* Exercise prompt: Search the data for the string "image" and copy each line where it turns up.

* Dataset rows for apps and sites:
--*--
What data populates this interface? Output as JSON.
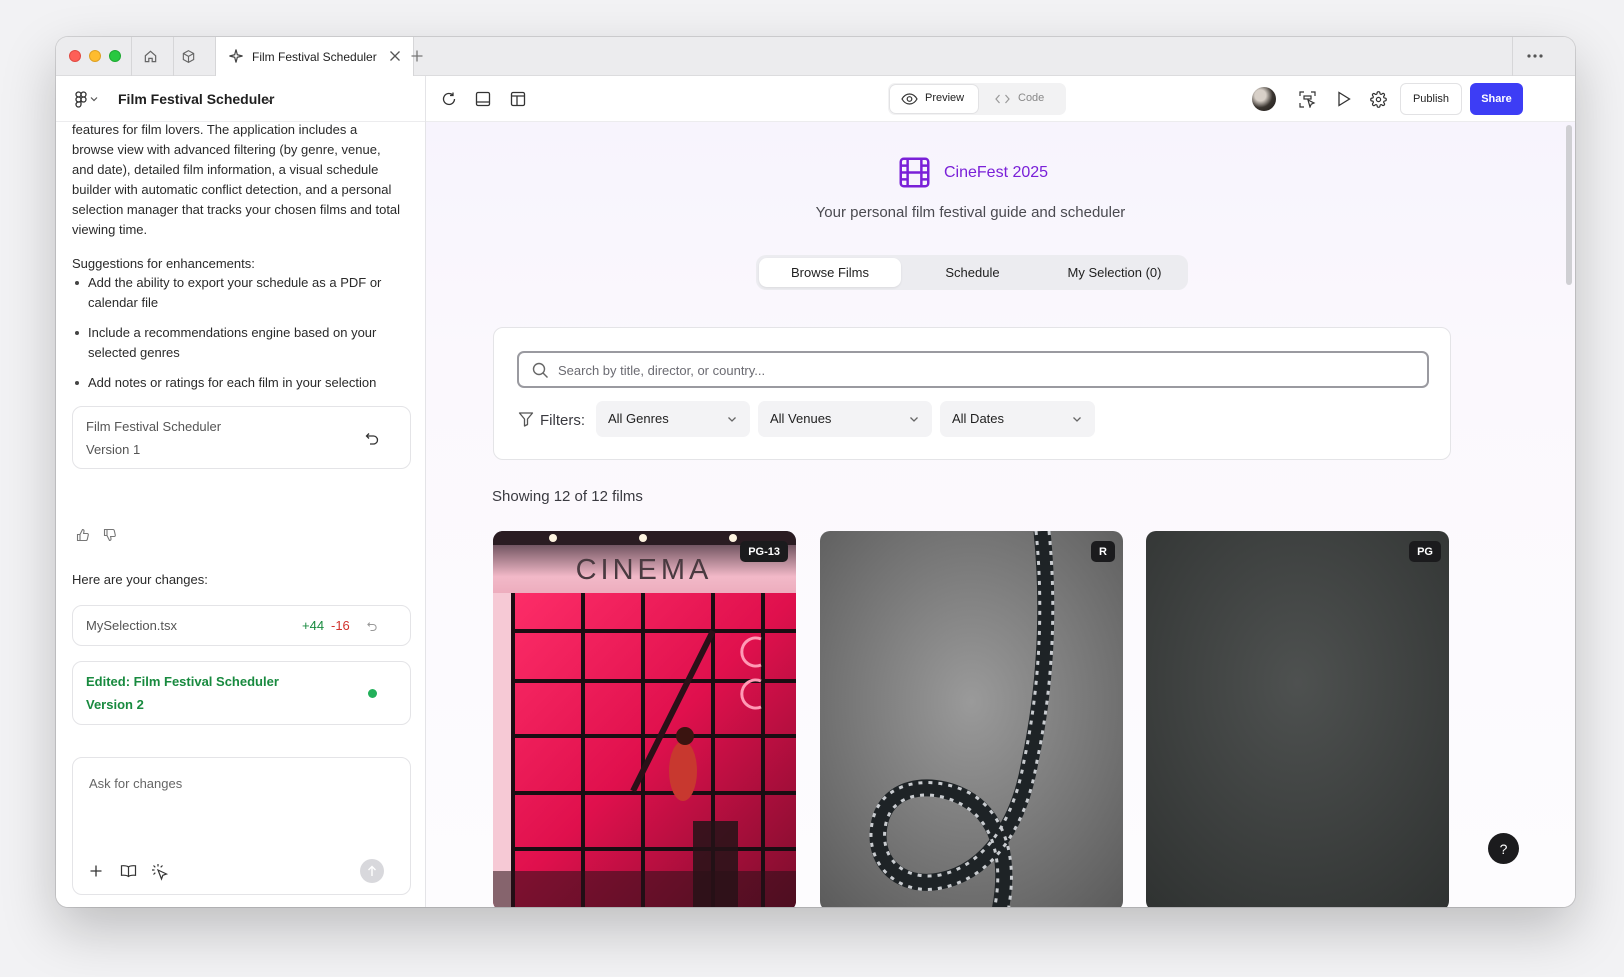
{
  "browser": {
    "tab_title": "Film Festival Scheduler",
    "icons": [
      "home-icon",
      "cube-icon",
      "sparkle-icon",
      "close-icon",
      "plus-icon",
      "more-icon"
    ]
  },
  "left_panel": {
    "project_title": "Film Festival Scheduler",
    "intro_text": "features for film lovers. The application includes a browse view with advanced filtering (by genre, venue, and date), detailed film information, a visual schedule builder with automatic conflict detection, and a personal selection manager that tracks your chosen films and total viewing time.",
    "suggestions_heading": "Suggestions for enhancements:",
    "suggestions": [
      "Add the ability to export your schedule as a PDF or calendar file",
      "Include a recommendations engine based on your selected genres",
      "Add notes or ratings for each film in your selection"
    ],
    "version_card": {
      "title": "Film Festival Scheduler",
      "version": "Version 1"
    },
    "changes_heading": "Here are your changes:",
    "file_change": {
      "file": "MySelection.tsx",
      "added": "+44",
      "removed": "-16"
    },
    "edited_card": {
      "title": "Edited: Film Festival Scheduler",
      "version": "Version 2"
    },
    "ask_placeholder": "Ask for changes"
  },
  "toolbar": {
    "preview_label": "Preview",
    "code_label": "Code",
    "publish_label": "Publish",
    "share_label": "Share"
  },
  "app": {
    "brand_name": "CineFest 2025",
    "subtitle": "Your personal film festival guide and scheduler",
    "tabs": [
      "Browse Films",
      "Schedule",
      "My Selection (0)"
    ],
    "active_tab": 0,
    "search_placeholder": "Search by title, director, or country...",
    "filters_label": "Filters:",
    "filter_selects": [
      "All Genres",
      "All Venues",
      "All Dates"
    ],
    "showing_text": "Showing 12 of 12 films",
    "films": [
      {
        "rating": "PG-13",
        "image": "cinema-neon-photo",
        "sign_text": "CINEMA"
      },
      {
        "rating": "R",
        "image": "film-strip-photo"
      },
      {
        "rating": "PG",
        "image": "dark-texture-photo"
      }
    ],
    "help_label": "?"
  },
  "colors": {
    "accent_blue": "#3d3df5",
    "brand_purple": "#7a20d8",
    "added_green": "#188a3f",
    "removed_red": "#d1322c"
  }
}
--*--
* Output of the task:
        "image": "cinema-neon-photo",
        "image": "film-strip-photo"
        "image": "dark-texture-photo"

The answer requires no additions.